Today’s interview comes from Staffordshire, England, in the UK and features the award-winning and published wildlife Photographer and natural history Photojournalist Scott Latham. Scott finds inspiration for his photography through a close relationship with wildlife and nature. With a unique approach and understanding of the natural world, Scott’s work provides the viewer with an awareness of its fragility.
Thank you, Scott and it’s my pleasure to share your thoughts and experiences with our readers. Your work is brilliant and you are someone who is definitely worth following. Also, congratulations to you on your recent win at the British Photography Awards. What a remarkable achievement!
Can you please tell the readers a bit about yourself?
I am a nature photographer, field ecologist, conservationist, and filmmaker. Dedicated to compelling ecology and conservation stories through visual media formats. My aim is to provide factual videos and articles backed by ecological research and stunning photography.
I’m a proud father; an Aston Villa fan and I’m super lucky to be married to my best friend Claire.
Where do you call home?
I live in Staffordshire, England, UK
After browsing through your website, I see that you’re truly immersed in the field of photography. What is it that led you towards photography and how long have you been working in it?
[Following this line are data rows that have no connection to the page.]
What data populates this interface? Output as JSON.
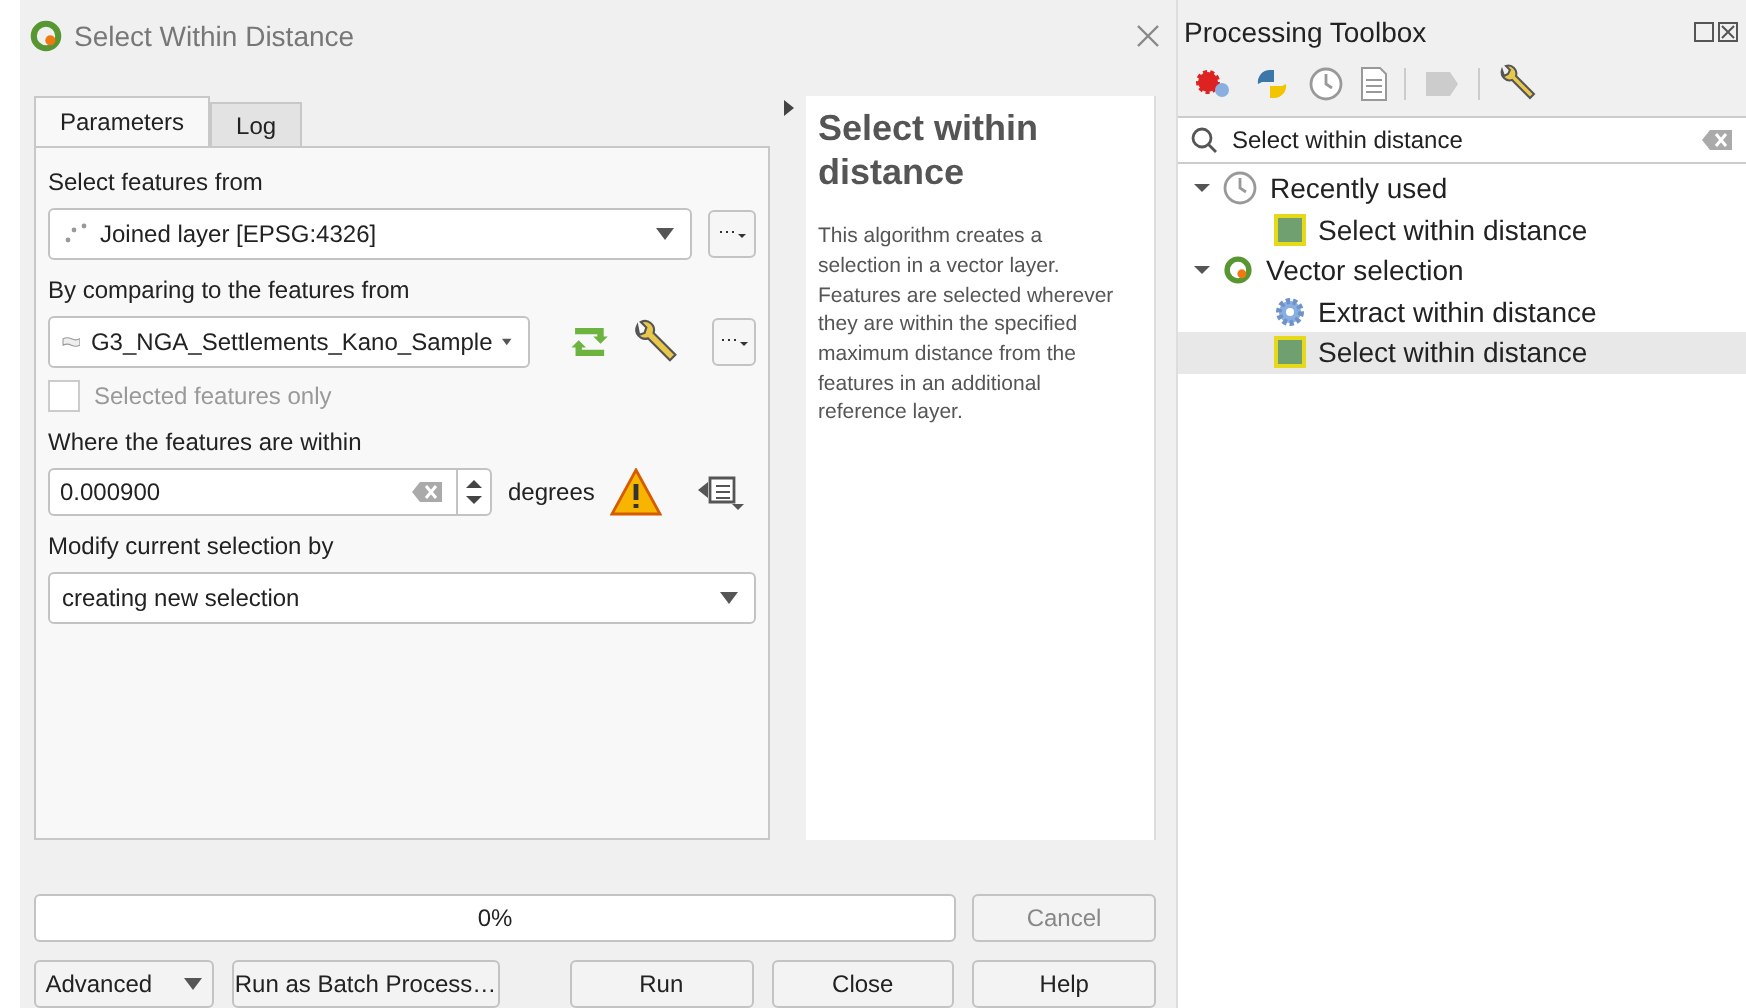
{
  "window": {
    "title": "Select Within Distance"
  },
  "tabs": [
    {
      "label": "Parameters",
      "selected": true
    },
    {
      "label": "Log",
      "selected": false
    }
  ],
  "params": [
    {
      "kind": "layer",
      "label": "Select features from",
      "value": "Joined layer [EPSG:4326]",
      "tools": false
    },
    {
      "kind": "layer",
      "label": "By comparing to the features from",
      "value": "G3_NGA_Settlements_Kano_Sample",
      "tools": true
    },
    {
      "kind": "checkbox",
      "text": "Selected features only",
      "checked": false,
      "disabled": true
    },
    {
      "kind": "distance",
      "label": "Where the features are within",
      "value": "0.000900",
      "unit": "degrees",
      "warning": true
    },
    {
      "kind": "enum",
      "label": "Modify current selection by",
      "value": "creating new selection"
    }
  ],
  "help": {
    "title": "Select within distance",
    "body": "This algorithm creates a selection in a vector layer. Features are selected wherever they are within the specified maximum distance from the features in an additional reference layer."
  },
  "progress": {
    "text": "0%",
    "level": 0,
    "cancel": {
      "label": "Cancel",
      "disabled": true
    }
  },
  "buttons": [
    {
      "label": "Advanced",
      "kind": "menu"
    },
    {
      "label": "Run as Batch Process…",
      "kind": "plain"
    },
    {
      "label": "Run",
      "kind": "plain"
    },
    {
      "label": "Close",
      "kind": "plain"
    },
    {
      "label": "Help",
      "kind": "plain"
    }
  ],
  "toolbox": {
    "title": "Processing Toolbox",
    "search": "Select within distance",
    "tree": [
      {
        "label": "Recently used",
        "kind": "history",
        "expanded": true,
        "children": [
          {
            "label": "Select within distance",
            "kind": "select",
            "selected": false
          }
        ]
      },
      {
        "label": "Vector selection",
        "kind": "provider",
        "expanded": true,
        "children": [
          {
            "label": "Extract within distance",
            "kind": "extract",
            "selected": false
          },
          {
            "label": "Select within distance",
            "kind": "select",
            "selected": true
          }
        ]
      }
    ]
  }
}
I’ve always had a passion for wildlife and the natural world. My granddad was a Royal Photographic Society member and that led me to first playing with a camera. Naturally, I focused on wildlife after first getting a Sony Bridge camera. Then I purchased a Canon DSLR years ago before full-time in 2014.
Are you satisfied with your choice of getting involved with this industry? Is there anything else you would rather be doing?
100% the best choice ever, I love photography. Everything about it. All genres fascinate me from street images to landscapes. Naturally, for me, I take nature images, but I love the work of so many visual artists. There is something so special about being able to tell a story from 1/2500th of a second in time.
My purpose is to help save endangered species through my images, and tell the story of their struggles, so people can be made more aware and act on saving habitats and wildlife.
If there was one thing you would want prospective clients to know about you, what would it be?
Be ready for a laugh as much as learning and taking great images. Remember the subject comes first not the photo! – That’s a couple of things I know but hey.
What type of photography shoots do you look forward to?
Endangered Primate conservation projects. Nothing beats sitting 4000 feet above sea level in the mountains with gorillas.
When shooting subjects, what do you find most challenging?
Light… Much of the primate work I do, the light is terrible. But it also makes you think out of the box and try different images.
Who or what inspires you in your personal life and work?
My Wife & Kids… I do everything I do because they 100% support what I do.
What’s the best part of being a photographer?
Being with wildlife in their natural habitats.
What is your favorite part of heading out to a new location?
The challenge. The first few days of meeting the local people, children and communities and speaking to them about their heritage and how they find living the subject affects their lives.
What do you hope viewers take away from your images?
I hope it inspires them to realise the state of our natural world and how as humans we’ve been the leading cause to mass extinction. I hope if just 1 person changes how we buy palm oil products, for example, can make a huge difference in saving endangered wildlife.
What is one piece of advice you would like to offer a new photographer looking to start their own business?
Let your passion show! Keep working hard, it won’t come overnight, but the rewards are worth every sweat, tear and empty bank account. Never work for free!
What type of camera(s) do you shoot with? What is your favorite lens?
Canon Bodies… I love my 300 f2.8 – it’s my go-to all-rounder.
What is in your camera bag?
At the Moment, hmm… Canon 7Dmkii – 300 2.8, 2x & 1.4x tc, batteries and laptop.
What is your favorite photography accessory?
Bean Bag! I hate tripod so restrictive but couldn’t live without my beanbag.
What piece of equipment would you most like to get but don’t have yet?
Sony A9 body! (yes I know I’m a canon user but still! What an awesome mirrorless camera)
How important is Photoshop or other image editing software in your final images?
A final image is everything. I was a graphic designer for years, so naturally, I love PS!
Can you tell me about one of your favorite or most memorable photo shoots? What made it so great and why did you like it so much?
My first ever trek with mountain gorillas. I instantly fell in love. To be able to document the families daily life was more than special. It was a life changing experience.
Do you have any projects that make you look back and shake your head? What made the experience so unpleasant?
Nothing comes to mind. Every moment out with nature is special. Even on days when you don’t get to take any photographs. Just been there and watching is just as special.
What do you think the future holds for you? Where do you see yourself in the next few years?
I have just launched a not-for-profit organisation called 98% HUMAN. A photography and artwork movement to help save the world’s remaining primates. It means getting out to document the 4 main species of Great Apes that hold a 98% or higher DNA match to humans. I guess this will take up the majority of my time.